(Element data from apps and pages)
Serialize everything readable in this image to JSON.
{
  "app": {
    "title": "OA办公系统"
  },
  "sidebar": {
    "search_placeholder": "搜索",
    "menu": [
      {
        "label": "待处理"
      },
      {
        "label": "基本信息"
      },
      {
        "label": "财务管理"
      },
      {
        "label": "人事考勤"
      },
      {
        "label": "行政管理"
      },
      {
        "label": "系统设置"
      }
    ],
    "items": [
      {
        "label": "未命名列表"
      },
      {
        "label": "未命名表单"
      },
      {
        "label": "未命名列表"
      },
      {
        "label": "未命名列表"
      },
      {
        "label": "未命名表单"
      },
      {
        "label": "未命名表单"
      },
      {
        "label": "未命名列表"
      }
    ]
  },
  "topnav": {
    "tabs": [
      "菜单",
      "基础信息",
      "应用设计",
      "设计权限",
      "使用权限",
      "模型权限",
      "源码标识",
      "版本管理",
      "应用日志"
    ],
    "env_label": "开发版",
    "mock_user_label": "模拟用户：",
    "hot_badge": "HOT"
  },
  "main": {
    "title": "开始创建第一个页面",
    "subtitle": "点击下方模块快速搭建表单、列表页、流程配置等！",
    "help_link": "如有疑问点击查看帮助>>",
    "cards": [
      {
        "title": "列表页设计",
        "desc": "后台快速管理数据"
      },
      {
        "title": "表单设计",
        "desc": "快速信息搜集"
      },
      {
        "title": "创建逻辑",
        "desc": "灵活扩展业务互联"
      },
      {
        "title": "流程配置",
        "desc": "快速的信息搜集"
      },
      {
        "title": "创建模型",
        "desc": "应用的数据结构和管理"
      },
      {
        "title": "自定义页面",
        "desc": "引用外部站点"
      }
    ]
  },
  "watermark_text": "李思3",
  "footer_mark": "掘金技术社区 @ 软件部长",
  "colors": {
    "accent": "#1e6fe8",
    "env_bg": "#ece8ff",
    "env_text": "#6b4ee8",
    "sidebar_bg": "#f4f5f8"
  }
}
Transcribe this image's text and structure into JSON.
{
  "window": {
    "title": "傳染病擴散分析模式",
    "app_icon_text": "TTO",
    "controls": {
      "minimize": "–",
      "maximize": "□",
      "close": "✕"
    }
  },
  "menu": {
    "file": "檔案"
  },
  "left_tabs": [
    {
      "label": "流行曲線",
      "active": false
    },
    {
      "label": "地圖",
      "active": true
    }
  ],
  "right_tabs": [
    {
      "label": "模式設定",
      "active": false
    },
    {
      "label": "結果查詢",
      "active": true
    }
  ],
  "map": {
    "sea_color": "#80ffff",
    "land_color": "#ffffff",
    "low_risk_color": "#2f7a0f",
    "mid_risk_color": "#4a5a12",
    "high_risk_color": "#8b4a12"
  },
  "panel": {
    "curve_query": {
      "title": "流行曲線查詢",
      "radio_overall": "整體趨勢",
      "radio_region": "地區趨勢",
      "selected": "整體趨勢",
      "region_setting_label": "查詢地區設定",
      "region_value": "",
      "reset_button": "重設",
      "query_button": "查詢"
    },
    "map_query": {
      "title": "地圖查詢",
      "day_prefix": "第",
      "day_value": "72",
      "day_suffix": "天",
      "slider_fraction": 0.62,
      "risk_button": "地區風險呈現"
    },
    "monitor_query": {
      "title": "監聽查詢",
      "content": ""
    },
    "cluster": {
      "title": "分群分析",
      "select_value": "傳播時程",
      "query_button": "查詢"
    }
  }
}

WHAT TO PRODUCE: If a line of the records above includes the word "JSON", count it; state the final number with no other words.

WRITTEN ANSWER: 2